[Element data from apps and pages]

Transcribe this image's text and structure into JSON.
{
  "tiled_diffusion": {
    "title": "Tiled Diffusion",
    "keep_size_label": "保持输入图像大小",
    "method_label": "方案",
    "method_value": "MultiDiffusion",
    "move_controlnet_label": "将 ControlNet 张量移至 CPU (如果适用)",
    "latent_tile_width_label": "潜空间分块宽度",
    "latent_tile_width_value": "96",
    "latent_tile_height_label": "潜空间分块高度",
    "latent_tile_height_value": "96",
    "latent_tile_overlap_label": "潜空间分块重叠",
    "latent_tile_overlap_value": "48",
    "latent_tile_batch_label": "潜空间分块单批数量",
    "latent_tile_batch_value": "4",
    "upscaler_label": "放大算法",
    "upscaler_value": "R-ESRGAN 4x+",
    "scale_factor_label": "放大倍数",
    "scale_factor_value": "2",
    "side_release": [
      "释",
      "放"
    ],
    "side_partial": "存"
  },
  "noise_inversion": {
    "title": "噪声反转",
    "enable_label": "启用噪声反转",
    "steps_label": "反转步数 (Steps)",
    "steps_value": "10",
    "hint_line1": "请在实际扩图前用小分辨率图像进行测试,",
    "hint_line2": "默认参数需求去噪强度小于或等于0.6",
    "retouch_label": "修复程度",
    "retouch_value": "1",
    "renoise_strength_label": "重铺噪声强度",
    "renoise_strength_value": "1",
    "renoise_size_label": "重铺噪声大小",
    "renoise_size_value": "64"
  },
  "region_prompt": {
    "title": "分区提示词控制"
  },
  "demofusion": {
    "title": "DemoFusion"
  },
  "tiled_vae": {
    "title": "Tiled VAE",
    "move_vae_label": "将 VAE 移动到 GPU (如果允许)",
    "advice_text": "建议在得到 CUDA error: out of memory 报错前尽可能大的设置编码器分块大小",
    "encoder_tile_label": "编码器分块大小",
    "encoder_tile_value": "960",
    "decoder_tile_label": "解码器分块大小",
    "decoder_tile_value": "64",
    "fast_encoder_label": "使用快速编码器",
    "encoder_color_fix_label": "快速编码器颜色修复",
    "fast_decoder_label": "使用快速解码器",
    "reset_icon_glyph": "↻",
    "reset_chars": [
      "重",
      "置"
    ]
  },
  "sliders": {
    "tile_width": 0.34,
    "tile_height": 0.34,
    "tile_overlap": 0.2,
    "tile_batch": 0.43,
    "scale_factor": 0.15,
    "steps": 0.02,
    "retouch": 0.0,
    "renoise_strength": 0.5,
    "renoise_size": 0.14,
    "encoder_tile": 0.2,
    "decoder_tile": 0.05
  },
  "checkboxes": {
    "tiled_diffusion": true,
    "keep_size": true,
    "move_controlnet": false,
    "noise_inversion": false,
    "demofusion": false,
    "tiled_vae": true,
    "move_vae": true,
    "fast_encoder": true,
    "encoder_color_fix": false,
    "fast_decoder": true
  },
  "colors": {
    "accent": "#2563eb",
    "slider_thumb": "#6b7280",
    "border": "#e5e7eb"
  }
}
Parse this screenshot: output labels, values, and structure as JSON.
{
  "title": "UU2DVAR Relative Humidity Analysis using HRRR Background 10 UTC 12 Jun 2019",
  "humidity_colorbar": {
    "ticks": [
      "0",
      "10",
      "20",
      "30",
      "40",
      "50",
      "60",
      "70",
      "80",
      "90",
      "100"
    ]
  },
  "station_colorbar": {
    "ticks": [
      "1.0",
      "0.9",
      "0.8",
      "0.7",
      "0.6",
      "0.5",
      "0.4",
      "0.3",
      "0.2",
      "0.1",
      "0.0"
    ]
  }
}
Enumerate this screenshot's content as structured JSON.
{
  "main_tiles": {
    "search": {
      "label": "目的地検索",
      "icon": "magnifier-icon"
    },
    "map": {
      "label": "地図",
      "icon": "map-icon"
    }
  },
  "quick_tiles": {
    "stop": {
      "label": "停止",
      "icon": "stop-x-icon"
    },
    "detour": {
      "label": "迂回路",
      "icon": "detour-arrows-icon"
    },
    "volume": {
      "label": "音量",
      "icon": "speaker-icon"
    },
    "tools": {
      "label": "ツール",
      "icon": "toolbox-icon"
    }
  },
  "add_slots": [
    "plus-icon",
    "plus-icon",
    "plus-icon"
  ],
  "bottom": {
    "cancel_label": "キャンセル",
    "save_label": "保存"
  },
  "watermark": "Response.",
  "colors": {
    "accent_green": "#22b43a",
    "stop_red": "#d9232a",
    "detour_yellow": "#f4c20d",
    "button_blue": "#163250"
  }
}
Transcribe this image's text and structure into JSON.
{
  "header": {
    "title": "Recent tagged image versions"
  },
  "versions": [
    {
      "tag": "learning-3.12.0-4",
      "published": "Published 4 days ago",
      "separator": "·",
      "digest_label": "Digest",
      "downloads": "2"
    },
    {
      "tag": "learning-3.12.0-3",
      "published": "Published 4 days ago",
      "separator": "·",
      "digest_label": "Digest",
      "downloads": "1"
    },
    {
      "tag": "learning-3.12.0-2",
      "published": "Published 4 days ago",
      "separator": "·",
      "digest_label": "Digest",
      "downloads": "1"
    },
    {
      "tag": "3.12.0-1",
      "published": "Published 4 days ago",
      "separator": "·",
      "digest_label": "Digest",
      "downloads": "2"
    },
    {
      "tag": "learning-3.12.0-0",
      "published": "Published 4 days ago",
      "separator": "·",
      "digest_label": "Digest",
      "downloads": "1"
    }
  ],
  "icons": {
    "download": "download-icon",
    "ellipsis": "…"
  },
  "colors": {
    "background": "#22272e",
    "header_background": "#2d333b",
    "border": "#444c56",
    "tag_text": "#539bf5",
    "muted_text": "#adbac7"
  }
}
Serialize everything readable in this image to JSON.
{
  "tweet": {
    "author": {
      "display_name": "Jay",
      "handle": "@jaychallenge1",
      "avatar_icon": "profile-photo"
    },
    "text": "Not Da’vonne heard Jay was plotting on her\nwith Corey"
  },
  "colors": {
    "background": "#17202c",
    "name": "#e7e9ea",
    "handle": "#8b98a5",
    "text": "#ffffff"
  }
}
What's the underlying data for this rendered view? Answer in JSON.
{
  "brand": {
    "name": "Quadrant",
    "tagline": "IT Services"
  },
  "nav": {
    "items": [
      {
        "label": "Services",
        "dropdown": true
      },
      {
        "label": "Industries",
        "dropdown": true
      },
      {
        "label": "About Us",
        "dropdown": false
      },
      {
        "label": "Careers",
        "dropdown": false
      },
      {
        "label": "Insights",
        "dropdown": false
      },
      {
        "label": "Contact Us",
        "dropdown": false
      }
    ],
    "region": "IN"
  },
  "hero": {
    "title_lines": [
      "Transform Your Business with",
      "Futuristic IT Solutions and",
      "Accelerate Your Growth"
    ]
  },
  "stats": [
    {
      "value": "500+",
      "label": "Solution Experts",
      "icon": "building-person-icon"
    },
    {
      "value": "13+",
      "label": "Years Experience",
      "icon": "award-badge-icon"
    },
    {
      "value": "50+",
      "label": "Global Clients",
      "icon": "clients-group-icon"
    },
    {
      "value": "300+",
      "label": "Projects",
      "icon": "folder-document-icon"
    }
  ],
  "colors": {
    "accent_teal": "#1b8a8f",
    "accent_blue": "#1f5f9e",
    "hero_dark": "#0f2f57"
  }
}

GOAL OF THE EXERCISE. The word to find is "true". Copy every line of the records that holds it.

RESPONSE TO THE EXERCISE.
    "tiled_diffusion": true,
    "keep_size": true,
    "tiled_vae": true,
    "move_vae": true,
    "fast_encoder": true,
    "fast_decoder": true
        "dropdown": true
        "dropdown": true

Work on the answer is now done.